Instead of the entire LMPD being investigated for the deadly use of force, the state and the federal government shifted attention to Kelly Goodlett, Joshua Jaynes and Kyle Meany, the three officers responsible for the warrant application. On August 22, 2022, the US Department of Justice brought charges of conspiracy, obstruction of justice and civil rights violations against them for conspiring to mislead the judge who approved the search warrant on Taylor’s apartment.

However, evidence of criminality by the officers was exposed three months after the shooting when the LMPD revealed that they falsified the incident report from that evening, entirely omitting the fact that they killed the young woman by shooting her eight times, stating that there was no forced entry into the apartment and leaving the four-page report largely blank.

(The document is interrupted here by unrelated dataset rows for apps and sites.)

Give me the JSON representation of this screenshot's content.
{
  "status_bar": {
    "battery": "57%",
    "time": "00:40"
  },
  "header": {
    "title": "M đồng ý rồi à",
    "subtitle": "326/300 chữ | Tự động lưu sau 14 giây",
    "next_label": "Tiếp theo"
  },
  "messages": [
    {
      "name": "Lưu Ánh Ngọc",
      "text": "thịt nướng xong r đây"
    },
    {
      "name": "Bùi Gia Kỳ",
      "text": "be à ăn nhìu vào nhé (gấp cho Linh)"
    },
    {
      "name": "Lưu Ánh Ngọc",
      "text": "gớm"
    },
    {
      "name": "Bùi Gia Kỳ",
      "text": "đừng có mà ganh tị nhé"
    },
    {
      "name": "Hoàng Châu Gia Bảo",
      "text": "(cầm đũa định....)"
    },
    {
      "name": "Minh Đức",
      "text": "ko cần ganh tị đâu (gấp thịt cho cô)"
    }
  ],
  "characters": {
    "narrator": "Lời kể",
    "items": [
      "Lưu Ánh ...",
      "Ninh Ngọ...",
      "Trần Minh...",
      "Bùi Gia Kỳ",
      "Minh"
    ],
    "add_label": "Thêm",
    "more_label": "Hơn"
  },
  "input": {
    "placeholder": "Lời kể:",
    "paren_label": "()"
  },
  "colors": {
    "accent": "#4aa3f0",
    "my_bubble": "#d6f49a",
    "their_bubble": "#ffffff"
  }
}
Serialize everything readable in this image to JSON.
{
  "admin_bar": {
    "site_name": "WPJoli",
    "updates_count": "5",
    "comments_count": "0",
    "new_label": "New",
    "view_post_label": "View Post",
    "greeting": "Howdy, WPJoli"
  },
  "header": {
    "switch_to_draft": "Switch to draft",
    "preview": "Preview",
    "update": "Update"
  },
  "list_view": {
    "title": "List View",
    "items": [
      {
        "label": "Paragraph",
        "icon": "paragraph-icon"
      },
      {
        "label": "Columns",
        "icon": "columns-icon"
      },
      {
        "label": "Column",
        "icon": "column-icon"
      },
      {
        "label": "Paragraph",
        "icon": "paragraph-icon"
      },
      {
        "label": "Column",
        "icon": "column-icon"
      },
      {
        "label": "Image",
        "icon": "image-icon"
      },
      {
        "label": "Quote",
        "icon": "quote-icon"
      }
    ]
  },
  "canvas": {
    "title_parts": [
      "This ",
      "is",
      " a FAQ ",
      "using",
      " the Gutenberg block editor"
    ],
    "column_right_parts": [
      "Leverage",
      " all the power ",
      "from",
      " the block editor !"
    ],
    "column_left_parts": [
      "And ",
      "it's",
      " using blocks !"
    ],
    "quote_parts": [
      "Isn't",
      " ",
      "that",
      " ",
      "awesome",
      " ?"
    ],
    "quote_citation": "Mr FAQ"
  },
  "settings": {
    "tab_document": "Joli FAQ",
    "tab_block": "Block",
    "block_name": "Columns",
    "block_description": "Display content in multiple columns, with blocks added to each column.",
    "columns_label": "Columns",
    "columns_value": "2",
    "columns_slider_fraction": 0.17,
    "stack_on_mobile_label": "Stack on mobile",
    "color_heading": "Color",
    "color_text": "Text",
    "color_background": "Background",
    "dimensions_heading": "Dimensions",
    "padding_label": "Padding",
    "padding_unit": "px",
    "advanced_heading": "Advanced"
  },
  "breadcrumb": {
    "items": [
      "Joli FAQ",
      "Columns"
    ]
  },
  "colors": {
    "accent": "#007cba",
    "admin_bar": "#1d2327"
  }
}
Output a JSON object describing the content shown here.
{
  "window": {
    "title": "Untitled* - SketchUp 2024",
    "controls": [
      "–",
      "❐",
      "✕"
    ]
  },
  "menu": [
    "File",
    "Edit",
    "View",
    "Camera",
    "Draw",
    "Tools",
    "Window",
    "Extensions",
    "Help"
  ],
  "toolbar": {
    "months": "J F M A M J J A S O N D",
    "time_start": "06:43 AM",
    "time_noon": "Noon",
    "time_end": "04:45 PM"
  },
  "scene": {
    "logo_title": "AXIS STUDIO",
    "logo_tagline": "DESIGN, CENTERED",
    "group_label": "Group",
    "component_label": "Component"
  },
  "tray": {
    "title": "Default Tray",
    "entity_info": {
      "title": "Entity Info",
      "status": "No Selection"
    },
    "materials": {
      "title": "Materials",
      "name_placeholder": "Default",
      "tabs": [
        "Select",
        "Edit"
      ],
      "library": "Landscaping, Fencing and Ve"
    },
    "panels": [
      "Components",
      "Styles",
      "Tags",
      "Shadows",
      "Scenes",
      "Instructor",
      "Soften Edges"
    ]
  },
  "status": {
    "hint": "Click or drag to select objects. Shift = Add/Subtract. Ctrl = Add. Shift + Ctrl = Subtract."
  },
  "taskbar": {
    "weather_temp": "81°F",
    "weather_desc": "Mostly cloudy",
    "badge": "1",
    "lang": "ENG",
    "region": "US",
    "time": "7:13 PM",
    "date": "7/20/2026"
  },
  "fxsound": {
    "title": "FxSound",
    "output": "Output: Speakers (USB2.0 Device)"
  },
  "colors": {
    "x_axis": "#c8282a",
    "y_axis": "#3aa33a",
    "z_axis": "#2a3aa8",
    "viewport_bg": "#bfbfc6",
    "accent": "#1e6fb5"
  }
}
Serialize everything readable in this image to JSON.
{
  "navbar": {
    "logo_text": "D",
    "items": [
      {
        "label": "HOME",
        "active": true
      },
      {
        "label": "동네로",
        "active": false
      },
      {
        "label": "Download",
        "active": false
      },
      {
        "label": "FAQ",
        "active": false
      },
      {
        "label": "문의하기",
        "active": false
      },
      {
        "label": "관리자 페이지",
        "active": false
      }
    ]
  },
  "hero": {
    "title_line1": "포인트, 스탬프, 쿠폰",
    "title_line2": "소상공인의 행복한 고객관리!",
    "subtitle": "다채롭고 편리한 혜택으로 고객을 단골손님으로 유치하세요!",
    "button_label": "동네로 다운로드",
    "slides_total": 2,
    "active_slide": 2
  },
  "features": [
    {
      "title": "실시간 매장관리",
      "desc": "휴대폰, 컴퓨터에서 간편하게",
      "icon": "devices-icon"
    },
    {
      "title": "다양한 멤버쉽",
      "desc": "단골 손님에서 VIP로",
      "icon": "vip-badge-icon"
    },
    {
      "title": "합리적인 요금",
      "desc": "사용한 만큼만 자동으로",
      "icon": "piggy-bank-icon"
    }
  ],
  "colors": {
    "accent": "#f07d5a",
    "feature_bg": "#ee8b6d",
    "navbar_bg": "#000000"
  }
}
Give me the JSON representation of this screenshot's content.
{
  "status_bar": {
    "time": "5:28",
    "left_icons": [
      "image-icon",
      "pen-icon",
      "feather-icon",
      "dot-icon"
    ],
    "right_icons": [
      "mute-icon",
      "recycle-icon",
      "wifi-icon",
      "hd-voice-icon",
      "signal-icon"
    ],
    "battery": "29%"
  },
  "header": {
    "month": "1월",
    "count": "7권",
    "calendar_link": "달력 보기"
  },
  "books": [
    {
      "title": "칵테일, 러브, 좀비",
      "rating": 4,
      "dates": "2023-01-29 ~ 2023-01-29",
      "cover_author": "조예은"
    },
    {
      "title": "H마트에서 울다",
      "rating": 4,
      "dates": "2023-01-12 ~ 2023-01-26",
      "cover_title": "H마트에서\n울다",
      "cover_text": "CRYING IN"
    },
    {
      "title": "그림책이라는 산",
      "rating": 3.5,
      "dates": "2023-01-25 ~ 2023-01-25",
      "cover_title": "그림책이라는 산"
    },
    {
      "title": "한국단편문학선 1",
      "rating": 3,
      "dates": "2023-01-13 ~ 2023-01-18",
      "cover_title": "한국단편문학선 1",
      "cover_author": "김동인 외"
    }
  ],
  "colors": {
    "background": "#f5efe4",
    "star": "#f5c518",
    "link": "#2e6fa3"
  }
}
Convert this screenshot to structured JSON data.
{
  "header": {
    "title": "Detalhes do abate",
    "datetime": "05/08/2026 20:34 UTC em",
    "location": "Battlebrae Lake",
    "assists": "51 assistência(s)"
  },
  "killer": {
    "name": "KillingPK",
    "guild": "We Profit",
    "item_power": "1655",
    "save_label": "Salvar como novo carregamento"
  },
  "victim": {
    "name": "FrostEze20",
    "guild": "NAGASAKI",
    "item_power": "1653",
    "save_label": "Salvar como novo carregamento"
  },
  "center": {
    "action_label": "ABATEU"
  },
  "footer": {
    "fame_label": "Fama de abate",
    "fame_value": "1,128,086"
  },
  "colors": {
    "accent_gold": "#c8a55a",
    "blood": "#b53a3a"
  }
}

Meanwhile, Kenneth Walker was quickly arrested and charged with first degree assault and attempted murder for firing his weapon, which allegedly struck Mattingly in the leg. Eventually, the charges against Walker were dismissed with prejudice. Walker has also denied that he fired the shot that injured Mattingly, with his attorney stating that the bullet was recovered at the scene with no blood on it.

This officers’ actions, which are standard in police violence cover-up operations, were a deliberate effort to sweep the murder of Breonna Taylor under the rug and rely upon the dutiful participation of the corporate media to make sure that the public never found out about it.

It was the determined protests of her family and friends demanding justice for Taylor—along with the mass protests following the murder of George Floyd by Minneapolis police officer Derek Chauvin that swept across the US and internationally in the late spring of 2020—that made it impossible for the authorities to continue the cover-up.

This week also brought news that former Minnesota police officer Kimberly Potter, who fatally shot Daunte Wright in Brooklyn Center on April 11, 2021 during a traffic stop, was released from jail at 4:00 a.m. on Monday. Potter served just 16 months in prison.

Potter, who is white, was convicted on two counts of manslaughter in the killing of the 20-year-old Wright, who was black. Potter claimed that she mistook her gun for a Taser when she shot Wright. She will be on supervised release for the remaining third of her two-year sentence.